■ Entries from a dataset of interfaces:
● ● ●
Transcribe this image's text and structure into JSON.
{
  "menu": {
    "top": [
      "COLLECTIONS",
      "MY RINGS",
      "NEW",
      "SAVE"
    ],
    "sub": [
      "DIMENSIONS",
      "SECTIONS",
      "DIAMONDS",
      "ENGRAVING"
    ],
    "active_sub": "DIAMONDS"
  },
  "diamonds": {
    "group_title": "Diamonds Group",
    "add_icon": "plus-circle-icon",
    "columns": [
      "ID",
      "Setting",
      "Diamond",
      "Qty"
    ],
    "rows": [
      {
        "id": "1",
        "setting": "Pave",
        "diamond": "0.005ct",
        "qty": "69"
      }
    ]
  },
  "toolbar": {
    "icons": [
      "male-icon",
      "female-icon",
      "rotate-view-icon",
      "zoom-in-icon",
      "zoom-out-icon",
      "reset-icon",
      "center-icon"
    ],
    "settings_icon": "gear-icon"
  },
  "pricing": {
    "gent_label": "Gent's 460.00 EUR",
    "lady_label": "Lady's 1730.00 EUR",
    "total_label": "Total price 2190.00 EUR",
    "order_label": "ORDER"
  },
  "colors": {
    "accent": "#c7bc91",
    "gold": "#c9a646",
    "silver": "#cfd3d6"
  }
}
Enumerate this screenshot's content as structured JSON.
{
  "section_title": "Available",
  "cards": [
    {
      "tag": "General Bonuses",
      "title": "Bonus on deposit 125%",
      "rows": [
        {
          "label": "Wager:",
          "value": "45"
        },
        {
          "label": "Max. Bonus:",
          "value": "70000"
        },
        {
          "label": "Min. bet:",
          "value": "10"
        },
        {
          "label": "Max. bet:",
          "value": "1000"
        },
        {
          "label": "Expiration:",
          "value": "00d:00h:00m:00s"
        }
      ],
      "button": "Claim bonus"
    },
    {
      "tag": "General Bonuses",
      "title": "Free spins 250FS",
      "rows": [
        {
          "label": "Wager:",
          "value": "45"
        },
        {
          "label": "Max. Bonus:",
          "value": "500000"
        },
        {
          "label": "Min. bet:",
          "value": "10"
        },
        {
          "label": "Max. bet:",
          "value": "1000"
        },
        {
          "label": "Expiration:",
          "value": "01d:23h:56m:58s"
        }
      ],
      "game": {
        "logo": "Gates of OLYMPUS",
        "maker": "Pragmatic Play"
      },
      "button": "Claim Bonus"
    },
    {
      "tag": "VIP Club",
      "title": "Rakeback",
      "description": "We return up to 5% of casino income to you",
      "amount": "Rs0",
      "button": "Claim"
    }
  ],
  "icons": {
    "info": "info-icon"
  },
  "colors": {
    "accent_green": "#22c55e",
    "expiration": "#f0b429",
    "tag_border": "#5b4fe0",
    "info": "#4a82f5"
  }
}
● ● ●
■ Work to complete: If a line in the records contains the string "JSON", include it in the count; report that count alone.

■ Task output: 2